Elastic electronics can be used for a range of bio-electronic devices to improve medical monitoring attached to the skin or implanted on brain, heart, or muscles to provide treatment.

Researchers have made elastic electronics that can move with the skin and adhere without glue.

Researchers are making progress bridging the soft, wet world of the human body and electronics.

The National Science Foundation today released a video giving the latest news from researchers trying to develop flexible electronics that can be placed on the skin or embedded in the body. The hope is that these devices can be used to diagnose or provide care to patients.

The group is testing prototype circuits that can detect muscle, heart, and brain activity with a skin-attached temporary "tattoo." These devices, made from small curly wires embedded in flexible membranes, perform as well as rigid electrodes, according to the NSF.

A group of researchers, including Northwestern University professor Yonggang Huang and University of Illinois Urbana-Champaign professor John Rogers, last year published a paper in Science on "epidermal electronics" which could be attached to patients' skin and still function as the body moves and stretches the skin.

In the video prepared by the National Science Foundation, which partially funds the research, Rogers said he is experimenting with electronics embedded in the body for providing treatment to the heart, brain, or muscle tissue.

One is an "electronic sock" wrapped around a heart that could inject current to prevent an irregular heartbeat. Another application would be a circuit implanted on the brain to prevent seizures.
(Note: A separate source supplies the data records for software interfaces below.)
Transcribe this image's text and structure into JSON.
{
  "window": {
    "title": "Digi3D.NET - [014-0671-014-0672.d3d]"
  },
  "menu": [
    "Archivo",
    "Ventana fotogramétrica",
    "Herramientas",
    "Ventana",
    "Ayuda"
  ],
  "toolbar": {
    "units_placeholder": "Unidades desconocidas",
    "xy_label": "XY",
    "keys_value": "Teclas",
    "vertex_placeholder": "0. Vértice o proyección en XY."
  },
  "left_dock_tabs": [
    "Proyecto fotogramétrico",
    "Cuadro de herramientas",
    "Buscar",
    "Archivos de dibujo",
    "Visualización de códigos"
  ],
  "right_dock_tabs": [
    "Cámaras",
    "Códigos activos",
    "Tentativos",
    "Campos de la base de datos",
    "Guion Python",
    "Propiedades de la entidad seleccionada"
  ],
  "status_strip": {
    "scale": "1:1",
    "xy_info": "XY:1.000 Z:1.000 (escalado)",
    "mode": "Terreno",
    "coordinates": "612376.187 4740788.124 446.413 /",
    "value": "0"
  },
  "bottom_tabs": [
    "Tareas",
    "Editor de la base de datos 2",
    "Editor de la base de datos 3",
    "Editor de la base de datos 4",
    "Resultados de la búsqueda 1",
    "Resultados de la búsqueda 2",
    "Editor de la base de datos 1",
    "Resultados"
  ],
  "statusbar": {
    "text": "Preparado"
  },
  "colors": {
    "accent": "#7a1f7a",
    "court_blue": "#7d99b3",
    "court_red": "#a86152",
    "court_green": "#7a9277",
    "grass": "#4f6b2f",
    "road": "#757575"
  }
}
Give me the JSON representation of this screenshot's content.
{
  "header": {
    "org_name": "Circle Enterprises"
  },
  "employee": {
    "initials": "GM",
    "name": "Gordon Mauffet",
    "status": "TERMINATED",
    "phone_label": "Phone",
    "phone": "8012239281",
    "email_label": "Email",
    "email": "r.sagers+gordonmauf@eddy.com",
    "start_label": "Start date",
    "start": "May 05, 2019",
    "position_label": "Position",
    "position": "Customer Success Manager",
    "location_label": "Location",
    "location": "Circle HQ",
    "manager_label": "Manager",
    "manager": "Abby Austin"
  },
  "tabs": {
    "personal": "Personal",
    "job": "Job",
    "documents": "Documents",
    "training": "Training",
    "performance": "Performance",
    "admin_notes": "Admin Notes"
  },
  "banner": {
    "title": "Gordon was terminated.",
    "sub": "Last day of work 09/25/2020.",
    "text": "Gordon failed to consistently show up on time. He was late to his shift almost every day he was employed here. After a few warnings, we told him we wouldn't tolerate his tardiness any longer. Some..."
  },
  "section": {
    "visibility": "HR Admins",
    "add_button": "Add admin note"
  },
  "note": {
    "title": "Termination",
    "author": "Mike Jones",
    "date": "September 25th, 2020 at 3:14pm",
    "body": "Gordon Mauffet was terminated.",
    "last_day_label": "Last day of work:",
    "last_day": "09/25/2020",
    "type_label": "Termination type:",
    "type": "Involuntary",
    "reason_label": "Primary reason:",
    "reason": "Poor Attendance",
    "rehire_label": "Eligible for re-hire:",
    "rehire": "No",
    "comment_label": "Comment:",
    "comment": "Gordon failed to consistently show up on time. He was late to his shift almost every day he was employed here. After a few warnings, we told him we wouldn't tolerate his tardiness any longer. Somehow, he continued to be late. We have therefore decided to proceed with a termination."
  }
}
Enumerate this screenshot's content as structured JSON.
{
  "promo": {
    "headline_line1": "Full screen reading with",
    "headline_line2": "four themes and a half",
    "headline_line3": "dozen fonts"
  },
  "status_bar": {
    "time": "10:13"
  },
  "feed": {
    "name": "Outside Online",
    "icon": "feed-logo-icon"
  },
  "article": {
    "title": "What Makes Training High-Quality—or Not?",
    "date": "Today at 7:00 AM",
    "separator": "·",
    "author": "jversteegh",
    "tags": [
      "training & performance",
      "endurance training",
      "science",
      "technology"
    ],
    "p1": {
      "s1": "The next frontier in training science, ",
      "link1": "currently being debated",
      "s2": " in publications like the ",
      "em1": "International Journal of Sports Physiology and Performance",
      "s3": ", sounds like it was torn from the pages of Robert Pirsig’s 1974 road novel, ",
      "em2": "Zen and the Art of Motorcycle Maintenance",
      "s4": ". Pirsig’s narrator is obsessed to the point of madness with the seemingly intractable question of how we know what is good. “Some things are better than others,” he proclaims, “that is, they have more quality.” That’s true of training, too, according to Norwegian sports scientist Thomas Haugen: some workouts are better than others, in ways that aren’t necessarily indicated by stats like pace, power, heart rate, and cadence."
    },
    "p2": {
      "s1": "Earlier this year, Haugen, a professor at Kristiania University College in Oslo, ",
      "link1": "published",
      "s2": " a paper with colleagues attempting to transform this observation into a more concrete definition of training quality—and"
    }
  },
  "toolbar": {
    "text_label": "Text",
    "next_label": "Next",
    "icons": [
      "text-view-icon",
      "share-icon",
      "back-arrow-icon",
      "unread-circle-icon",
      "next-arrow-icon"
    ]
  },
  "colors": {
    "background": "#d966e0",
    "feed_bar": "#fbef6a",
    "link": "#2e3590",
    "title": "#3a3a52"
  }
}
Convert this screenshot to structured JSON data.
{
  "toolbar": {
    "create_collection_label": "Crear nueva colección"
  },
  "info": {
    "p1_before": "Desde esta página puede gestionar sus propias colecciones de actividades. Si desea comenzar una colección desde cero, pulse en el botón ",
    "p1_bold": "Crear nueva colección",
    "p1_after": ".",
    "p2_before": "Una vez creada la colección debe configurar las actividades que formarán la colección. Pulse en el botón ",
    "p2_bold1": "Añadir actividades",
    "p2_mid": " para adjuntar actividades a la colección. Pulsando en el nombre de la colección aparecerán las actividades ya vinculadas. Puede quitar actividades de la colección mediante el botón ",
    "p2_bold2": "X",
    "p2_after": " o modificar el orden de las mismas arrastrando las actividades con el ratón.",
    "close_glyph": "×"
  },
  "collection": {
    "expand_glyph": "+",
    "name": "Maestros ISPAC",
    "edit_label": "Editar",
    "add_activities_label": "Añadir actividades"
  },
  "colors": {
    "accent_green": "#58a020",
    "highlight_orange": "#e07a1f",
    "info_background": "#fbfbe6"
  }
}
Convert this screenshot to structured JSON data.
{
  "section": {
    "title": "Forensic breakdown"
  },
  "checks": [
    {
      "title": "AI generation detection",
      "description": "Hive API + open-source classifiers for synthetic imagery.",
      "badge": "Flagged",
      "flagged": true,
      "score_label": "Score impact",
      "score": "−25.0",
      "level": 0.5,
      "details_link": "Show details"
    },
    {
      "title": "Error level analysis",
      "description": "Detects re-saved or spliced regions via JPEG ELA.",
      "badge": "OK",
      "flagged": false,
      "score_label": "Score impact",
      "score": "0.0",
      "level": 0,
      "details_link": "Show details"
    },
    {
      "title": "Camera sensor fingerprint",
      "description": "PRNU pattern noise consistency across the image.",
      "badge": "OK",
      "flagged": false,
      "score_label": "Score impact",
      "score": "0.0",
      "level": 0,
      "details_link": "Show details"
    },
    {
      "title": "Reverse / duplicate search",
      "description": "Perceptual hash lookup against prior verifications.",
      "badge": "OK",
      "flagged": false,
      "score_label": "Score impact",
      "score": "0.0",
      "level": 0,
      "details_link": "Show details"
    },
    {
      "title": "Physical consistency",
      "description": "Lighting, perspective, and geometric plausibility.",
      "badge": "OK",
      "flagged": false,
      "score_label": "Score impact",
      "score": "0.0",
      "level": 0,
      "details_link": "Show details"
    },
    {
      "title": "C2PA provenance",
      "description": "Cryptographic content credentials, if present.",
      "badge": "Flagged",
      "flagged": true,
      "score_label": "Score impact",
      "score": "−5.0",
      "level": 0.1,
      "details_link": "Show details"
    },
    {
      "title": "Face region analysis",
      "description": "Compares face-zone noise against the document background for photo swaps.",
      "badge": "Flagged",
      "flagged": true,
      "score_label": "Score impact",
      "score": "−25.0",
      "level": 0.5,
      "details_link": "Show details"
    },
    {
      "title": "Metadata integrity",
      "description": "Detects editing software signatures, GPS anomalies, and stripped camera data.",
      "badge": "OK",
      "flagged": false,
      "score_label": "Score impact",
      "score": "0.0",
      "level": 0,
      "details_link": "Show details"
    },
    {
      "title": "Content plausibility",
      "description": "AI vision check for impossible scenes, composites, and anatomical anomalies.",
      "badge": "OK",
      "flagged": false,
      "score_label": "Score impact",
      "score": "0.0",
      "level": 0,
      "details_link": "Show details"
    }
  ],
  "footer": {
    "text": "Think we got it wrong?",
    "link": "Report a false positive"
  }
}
The group also intends to build elastic electronics with an onboard power source and wireless networking to aid in diagnostics and treatment, Huang said.